Your task is to print all of the data word for word.

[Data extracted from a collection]
== Segment start ==
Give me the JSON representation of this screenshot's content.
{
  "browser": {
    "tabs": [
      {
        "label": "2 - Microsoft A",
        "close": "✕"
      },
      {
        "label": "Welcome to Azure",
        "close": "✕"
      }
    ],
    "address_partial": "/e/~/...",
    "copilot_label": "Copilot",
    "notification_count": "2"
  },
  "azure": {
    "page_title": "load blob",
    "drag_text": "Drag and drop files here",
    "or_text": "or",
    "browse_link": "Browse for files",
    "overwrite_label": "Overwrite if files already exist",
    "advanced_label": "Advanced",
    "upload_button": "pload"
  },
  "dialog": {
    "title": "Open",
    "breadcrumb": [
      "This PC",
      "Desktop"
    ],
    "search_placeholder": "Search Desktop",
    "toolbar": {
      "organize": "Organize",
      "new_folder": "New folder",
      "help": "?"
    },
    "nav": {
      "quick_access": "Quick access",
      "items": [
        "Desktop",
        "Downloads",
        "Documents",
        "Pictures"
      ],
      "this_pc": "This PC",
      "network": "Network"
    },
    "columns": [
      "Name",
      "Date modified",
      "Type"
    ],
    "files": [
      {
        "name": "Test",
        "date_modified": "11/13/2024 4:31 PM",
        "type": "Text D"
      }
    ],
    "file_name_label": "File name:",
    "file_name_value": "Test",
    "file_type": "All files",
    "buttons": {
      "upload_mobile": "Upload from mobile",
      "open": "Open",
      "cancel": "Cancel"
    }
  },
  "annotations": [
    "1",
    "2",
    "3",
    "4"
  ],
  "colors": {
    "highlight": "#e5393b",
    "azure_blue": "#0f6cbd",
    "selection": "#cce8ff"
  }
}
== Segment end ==
## [Exercise response]
Give me the JSON representation of this screenshot's content.
{
  "browser": {
    "tabs": [
      {
        "label": "2 - Microsoft A",
        "close": "✕"
      },
      {
        "label": "Welcome to Azure",
        "close": "✕"
      }
    ],
    "address_partial": "/e/~/...",
    "copilot_label": "Copilot",
    "notification_count": "2"
  },
  "azure": {
    "page_title": "load blob",
    "drag_text": "Drag and drop files here",
    "or_text": "or",
    "browse_link": "Browse for files",
    "overwrite_label": "Overwrite if files already exist",
    "advanced_label": "Advanced",
    "upload_button": "pload"
  },
  "dialog": {
    "title": "Open",
    "breadcrumb": [
      "This PC",
      "Desktop"
    ],
    "search_placeholder": "Search Desktop",
    "toolbar": {
      "organize": "Organize",
      "new_folder": "New folder",
      "help": "?"
    },
    "nav": {
      "quick_access": "Quick access",
      "items": [
        "Desktop",
        "Downloads",
        "Documents",
        "Pictures"
      ],
      "this_pc": "This PC",
      "network": "Network"
    },
    "columns": [
      "Name",
      "Date modified",
      "Type"
    ],
    "files": [
      {
        "name": "Test",
        "date_modified": "11/13/2024 4:31 PM",
        "type": "Text D"
      }
    ],
    "file_name_label": "File name:",
    "file_name_value": "Test",
    "file_type": "All files",
    "buttons": {
      "upload_mobile": "Upload from mobile",
      "open": "Open",
      "cancel": "Cancel"
    }
  },
  "annotations": [
    "1",
    "2",
    "3",
    "4"
  ],
  "colors": {
    "highlight": "#e5393b",
    "azure_blue": "#0f6cbd",
    "selection": "#cce8ff"
  }
}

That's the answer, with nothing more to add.